● **Task prompt**
Where "true" occurs in a line of the entries below, copy that line.

● **Input for this task**

┄┄┄┄┄┄┄┄┄┄┄┄┄┄┄┄┄┄┄┄

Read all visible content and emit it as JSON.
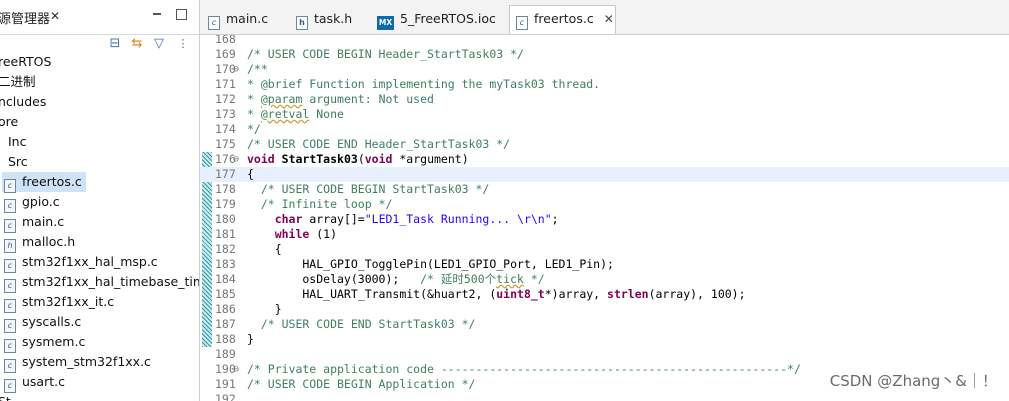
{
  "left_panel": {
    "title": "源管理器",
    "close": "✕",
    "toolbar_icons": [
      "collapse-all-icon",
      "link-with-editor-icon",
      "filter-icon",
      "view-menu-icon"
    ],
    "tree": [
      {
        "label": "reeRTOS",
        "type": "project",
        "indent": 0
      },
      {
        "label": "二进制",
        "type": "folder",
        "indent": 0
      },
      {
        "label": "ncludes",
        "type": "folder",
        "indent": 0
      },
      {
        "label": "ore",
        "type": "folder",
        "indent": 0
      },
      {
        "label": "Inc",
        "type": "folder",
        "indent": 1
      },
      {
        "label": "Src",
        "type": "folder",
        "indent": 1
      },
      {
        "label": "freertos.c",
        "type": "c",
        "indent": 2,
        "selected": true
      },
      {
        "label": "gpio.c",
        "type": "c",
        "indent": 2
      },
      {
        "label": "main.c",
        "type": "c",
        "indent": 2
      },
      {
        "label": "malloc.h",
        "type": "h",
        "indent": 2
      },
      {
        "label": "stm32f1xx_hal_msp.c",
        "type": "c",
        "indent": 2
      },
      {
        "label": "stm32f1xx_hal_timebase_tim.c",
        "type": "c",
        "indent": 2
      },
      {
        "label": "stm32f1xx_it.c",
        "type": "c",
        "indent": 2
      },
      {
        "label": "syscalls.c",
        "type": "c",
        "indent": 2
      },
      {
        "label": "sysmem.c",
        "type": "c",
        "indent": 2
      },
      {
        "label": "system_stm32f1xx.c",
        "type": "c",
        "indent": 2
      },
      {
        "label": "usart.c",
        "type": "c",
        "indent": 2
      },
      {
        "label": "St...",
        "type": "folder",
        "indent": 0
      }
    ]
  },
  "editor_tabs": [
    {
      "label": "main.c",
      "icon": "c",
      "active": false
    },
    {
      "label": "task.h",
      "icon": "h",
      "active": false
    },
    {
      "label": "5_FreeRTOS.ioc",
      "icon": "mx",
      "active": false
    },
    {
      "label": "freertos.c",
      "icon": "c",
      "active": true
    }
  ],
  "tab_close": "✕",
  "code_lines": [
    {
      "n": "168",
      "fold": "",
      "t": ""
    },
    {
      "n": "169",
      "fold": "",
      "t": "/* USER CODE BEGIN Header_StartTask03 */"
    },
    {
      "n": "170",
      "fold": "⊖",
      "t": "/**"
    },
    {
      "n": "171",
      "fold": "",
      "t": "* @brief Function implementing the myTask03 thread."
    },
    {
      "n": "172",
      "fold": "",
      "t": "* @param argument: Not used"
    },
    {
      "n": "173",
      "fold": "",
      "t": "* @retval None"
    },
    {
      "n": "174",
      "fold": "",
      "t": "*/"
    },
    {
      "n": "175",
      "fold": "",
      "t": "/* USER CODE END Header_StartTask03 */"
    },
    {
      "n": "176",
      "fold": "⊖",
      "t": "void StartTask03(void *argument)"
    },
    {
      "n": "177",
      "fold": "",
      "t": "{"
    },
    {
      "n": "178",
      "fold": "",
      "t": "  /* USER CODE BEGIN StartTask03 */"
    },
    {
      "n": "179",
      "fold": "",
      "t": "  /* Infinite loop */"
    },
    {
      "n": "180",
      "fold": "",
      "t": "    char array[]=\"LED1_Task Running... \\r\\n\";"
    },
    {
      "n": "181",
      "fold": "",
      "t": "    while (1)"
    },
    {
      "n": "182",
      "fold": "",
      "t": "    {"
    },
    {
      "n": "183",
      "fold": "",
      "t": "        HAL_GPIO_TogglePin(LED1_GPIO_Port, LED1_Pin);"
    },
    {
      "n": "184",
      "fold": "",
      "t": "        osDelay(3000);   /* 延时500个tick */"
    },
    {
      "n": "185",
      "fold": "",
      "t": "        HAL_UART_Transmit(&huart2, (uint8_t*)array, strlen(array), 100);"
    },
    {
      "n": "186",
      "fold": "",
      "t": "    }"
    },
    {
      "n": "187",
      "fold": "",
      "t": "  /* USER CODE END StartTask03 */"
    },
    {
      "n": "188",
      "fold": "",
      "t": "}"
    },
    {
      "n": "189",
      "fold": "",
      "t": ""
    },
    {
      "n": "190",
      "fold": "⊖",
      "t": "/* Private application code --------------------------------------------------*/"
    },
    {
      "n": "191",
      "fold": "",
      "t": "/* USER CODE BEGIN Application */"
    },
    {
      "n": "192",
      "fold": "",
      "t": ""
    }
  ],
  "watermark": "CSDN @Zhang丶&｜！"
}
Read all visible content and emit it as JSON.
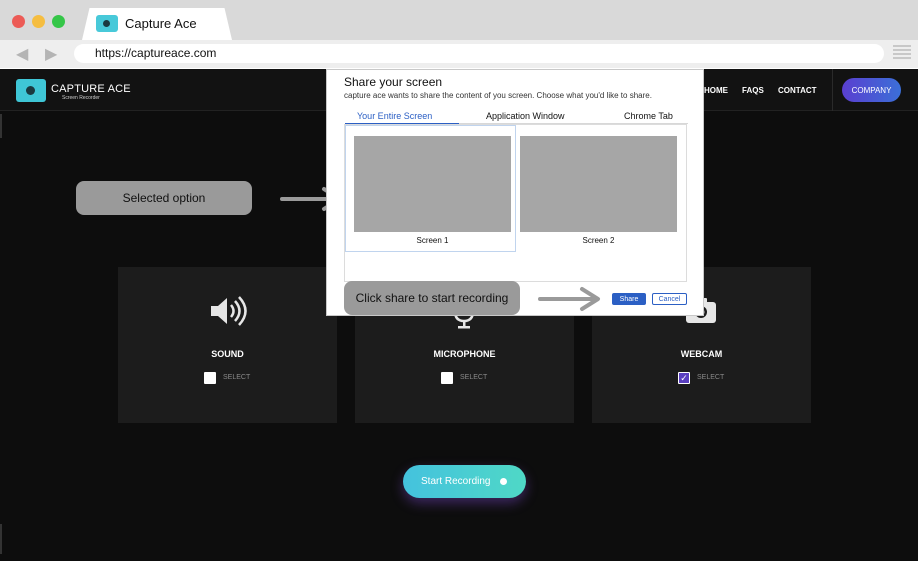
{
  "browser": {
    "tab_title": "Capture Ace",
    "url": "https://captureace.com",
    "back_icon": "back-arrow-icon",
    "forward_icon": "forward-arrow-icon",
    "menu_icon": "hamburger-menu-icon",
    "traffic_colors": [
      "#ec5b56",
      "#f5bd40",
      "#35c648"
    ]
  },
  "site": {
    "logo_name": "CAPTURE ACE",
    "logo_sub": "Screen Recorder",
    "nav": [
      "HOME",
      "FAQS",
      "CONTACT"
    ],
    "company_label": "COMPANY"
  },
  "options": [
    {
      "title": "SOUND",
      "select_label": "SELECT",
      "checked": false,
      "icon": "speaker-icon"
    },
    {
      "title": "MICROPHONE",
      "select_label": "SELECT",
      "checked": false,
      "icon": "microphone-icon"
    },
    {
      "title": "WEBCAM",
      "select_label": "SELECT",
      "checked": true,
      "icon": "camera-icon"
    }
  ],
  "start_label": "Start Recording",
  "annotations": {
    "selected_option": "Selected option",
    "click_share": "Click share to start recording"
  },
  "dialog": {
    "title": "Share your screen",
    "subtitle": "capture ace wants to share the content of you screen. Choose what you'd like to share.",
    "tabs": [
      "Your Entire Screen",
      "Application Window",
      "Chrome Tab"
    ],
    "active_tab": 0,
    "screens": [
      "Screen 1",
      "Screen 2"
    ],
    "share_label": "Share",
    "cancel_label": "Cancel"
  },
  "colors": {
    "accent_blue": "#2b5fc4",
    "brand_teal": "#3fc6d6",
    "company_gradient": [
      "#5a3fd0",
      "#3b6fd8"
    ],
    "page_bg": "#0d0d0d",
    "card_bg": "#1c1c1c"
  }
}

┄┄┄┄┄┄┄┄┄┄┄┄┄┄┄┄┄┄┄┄

● **Solution to this task**
        "selected": true
      "active": true
      "checked": true,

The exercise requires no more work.